─── Input data

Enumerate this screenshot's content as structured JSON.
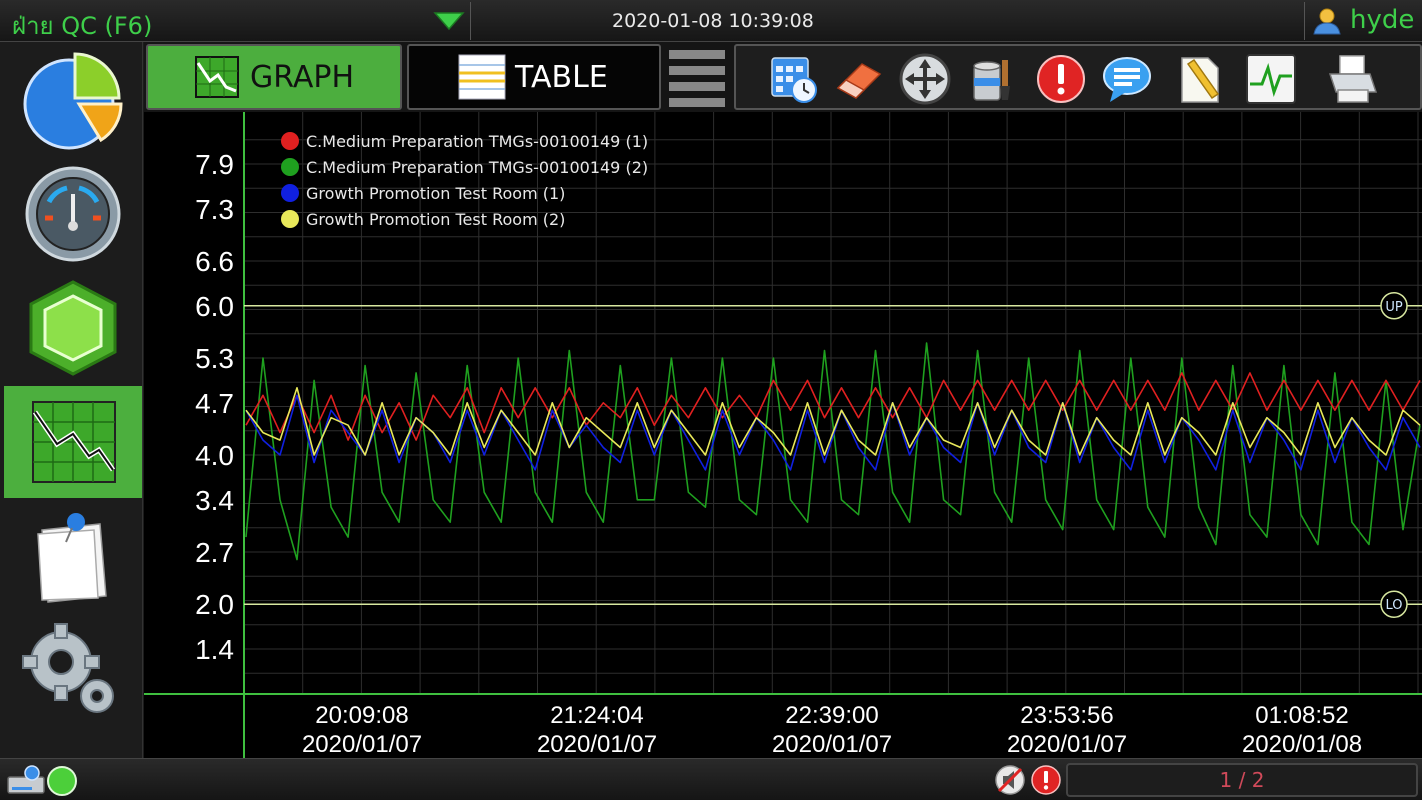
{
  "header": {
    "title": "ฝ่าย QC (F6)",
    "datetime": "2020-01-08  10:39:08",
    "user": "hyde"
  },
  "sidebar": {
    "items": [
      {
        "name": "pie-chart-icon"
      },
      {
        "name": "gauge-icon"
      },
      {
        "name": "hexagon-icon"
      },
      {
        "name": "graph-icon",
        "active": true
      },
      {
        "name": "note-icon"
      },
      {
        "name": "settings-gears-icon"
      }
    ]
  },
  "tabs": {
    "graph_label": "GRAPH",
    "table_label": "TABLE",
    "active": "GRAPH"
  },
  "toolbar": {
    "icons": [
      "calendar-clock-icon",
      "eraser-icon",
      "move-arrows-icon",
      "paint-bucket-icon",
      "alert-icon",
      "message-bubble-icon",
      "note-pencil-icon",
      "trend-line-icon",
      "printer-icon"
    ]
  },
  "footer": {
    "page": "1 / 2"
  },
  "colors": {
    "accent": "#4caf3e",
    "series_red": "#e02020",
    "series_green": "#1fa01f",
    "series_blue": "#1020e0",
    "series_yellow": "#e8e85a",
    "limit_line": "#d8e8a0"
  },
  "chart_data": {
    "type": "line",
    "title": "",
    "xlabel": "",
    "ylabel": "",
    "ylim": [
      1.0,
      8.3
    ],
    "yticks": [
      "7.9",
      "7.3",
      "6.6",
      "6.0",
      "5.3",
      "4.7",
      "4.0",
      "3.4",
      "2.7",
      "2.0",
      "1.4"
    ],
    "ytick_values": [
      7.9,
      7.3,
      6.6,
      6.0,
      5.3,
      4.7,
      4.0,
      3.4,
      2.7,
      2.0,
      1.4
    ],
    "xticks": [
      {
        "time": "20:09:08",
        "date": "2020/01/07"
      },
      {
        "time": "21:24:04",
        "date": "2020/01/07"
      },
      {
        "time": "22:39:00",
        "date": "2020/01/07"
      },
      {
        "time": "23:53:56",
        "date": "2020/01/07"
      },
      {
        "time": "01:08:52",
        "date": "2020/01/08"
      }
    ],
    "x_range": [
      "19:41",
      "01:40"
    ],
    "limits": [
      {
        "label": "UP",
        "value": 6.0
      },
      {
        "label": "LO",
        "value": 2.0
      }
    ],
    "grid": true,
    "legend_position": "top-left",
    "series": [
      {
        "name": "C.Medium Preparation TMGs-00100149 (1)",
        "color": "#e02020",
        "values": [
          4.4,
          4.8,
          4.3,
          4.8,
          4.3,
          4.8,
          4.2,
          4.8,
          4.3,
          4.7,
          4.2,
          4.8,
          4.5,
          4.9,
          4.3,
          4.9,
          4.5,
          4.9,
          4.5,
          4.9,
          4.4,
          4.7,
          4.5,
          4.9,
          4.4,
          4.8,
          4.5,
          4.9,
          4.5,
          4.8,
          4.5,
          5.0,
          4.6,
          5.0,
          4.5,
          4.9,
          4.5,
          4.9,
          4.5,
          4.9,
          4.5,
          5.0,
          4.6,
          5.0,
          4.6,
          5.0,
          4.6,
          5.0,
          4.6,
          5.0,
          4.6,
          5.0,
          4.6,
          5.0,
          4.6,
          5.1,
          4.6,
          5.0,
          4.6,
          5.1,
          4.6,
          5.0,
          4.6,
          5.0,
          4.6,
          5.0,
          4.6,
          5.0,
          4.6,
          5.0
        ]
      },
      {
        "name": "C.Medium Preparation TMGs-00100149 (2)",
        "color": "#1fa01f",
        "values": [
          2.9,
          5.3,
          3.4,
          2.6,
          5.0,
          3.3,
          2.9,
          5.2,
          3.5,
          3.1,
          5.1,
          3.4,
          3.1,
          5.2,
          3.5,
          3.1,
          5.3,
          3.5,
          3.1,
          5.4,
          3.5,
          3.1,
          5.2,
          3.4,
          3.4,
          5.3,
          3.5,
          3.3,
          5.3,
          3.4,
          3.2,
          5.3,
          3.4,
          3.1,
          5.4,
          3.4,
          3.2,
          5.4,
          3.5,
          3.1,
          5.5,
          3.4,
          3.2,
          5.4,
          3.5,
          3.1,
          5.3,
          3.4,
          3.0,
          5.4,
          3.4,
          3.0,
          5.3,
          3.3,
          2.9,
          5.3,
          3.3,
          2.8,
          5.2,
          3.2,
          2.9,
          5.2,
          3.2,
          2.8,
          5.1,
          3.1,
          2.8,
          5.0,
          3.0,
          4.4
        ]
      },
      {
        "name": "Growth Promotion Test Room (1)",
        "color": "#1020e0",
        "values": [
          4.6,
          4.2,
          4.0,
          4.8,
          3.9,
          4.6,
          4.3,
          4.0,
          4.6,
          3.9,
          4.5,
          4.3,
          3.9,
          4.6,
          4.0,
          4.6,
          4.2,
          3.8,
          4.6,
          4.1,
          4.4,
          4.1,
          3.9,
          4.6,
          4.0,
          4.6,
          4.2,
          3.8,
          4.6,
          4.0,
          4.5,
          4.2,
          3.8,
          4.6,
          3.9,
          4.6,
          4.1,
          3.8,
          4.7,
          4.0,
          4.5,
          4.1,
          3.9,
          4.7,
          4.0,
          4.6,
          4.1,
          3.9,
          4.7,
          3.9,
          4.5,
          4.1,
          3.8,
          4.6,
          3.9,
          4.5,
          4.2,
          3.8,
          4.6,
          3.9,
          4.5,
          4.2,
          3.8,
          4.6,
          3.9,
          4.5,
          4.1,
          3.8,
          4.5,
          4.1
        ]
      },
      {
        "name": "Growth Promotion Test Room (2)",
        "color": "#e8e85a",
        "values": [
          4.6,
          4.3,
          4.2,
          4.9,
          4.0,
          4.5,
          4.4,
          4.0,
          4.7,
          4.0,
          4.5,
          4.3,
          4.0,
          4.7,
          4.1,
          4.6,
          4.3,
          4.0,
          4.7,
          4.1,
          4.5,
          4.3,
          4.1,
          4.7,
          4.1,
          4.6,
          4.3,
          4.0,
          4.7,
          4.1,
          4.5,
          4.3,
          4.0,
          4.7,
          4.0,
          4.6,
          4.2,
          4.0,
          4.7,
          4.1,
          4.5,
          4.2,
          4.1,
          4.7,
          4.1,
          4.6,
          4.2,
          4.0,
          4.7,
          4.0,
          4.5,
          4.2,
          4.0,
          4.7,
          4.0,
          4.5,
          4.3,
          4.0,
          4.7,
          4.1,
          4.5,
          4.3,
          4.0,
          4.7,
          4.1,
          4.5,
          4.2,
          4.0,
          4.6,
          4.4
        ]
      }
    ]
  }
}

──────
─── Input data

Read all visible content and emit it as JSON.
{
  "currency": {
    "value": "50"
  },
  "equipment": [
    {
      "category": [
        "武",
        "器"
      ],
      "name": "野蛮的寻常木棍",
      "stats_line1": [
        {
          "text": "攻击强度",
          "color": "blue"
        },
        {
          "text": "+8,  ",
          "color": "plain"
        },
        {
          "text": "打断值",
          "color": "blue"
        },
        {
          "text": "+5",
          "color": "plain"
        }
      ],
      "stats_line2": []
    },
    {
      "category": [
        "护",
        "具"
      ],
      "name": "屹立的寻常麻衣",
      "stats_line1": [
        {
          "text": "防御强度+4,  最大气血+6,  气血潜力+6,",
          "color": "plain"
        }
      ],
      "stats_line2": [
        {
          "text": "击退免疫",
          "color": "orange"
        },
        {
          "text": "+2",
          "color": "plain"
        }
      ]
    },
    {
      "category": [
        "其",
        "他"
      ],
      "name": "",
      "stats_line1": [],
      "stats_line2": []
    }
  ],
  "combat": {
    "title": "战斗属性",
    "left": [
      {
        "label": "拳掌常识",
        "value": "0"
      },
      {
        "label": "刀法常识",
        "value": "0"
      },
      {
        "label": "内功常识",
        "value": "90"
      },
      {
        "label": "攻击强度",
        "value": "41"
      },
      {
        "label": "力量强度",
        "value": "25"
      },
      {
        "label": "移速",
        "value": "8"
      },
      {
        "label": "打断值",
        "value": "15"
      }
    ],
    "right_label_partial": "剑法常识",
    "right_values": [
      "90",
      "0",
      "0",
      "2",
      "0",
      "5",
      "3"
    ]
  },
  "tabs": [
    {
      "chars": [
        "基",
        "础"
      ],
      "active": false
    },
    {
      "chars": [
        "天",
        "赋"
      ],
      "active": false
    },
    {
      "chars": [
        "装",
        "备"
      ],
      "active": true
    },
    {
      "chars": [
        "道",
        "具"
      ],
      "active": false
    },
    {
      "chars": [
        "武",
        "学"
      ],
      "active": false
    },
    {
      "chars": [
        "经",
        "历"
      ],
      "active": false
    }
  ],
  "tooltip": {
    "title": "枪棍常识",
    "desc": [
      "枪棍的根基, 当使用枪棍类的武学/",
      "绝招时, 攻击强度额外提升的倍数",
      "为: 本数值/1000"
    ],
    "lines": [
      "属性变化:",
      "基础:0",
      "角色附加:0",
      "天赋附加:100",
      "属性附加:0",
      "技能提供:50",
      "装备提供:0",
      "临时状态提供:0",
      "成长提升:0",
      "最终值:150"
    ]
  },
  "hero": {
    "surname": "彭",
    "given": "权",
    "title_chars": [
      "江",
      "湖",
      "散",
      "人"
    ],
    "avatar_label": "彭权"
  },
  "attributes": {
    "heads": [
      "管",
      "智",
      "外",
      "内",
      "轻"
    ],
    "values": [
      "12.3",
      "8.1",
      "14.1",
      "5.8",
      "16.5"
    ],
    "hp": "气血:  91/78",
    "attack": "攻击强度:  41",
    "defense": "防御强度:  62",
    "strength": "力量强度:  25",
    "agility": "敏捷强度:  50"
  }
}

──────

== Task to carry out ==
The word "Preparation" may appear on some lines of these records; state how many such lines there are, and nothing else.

== Expected answer ==
2